Time will tell what the future holds for Bruce Maxwell's baseball career after the A's catcher was arrested Saturday night for allegedly pointing a gun at someone.
But there's a subplot to this ugly incident: It seemingly damages Maxwell's credibility as an activist for social justice and racial equality, which thrust him into the national spotlight in the first place.
More details are coming out about his arrest Saturday night in Scottsdale, when Maxwell was charged with aggravated assault with a deadly weapon and disorderly conduct.

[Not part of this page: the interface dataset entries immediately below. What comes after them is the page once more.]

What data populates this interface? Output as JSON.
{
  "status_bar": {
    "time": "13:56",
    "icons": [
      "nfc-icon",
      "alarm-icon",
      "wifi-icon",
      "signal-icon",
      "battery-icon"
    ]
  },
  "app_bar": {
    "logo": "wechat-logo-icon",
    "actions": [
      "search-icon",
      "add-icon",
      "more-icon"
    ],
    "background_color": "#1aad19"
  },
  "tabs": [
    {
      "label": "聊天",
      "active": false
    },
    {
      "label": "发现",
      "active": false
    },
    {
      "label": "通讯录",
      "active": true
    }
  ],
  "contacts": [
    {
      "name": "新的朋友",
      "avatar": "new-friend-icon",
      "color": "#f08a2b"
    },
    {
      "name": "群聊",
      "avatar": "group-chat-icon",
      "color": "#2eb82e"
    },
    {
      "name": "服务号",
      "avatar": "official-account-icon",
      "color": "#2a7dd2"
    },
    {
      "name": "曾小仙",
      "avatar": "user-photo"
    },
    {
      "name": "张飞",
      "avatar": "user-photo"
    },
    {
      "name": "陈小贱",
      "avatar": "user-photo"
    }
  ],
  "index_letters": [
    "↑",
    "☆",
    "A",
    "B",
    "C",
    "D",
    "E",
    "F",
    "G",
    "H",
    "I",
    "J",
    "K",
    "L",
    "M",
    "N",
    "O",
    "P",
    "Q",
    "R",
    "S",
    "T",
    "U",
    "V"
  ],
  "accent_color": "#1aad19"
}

ABC15 Arizona released details from court documents of events, and they paint a troubling picture. Police say Maxwell, 26, opened the door to his home and pointed a handgun at the head of a female driver who was delivering him food. Maxwell reportedly lowered the gun as the driver gave him the food, and the driver then called the police after returning to her car.
Officers showed up to Maxwell's residence, and, according to court documents, they detected alcohol on his breath. He allegedly began yelling, using profanity and making anti-police statements during the arrest.
According to the court documents, Maxwell admitted having a gun on him. He also admitted to un-holstering the gun but then later denied that, and he also denied ever pointing a gun at the driver. Though Maxwell told police he had canceled the food order, the restaurant from which he ordered reportedly had no record of him doing so.
Maxwell was held in custody at Maricopa County jail but released on $10,000 bail. His next court appearance is Nov. 6.
This turn of events unleashed a harsh Twitter response against Maxwell, which could have been predicted.
Maxwell took the bold step in September of becoming the first Major League player to kneel during the national anthem, joining many NFL players who have done the same thing in protest of what they view as ongoing racial inequality in the United States.
Many applauded Maxwell's gesture on social media, but many also condemned it.
Regardless of one's beliefs, the conviction and clarity with which Maxwell explained and defended himself was impressive. It was the rationale of someone who had put deep thought into the decision to kneel.
But when a professional athlete takes such a highly visible (and polarizing) stance, in the court of public opinion, it leaves them little margin for error regarding their own missteps. And Maxwell's misstep Saturday was a doozy. It threatens to undo so much of the good he's sought to accomplish on various fronts.
To many, it won't matter that he spends much of his free time during spring training working as a volunteer coach with Mountain Pointe High School's baseball program in Phoenix. It won't matter that he spent time in Santa Rosa earlier this month visiting people affected by the devastating North Bay fires.
He now faces felony criminal charges should his case move forward, and there's no sugarcoating that. It also doesn't help that Maxwell recently was involved in a bizarre story coming out of Alabama.
He told TMZ Sports that he and two friends, one of them a local councilman, were denied service at a Huntsville restaurant by a server who was pro-Trump and disapproved of Maxwell's decision to kneel. The restaurant manager and the server later issued strong denials and a different version of how events played out.
Who knows which side is telling the truth from that episode? But that's exactly the point. It has to be tough, even for Maxwell's supporters, to decide what to believe regarding his situation right now. And that deals quite a blow to Maxwell's earnest efforts to make a difference in the political and social climate of our country.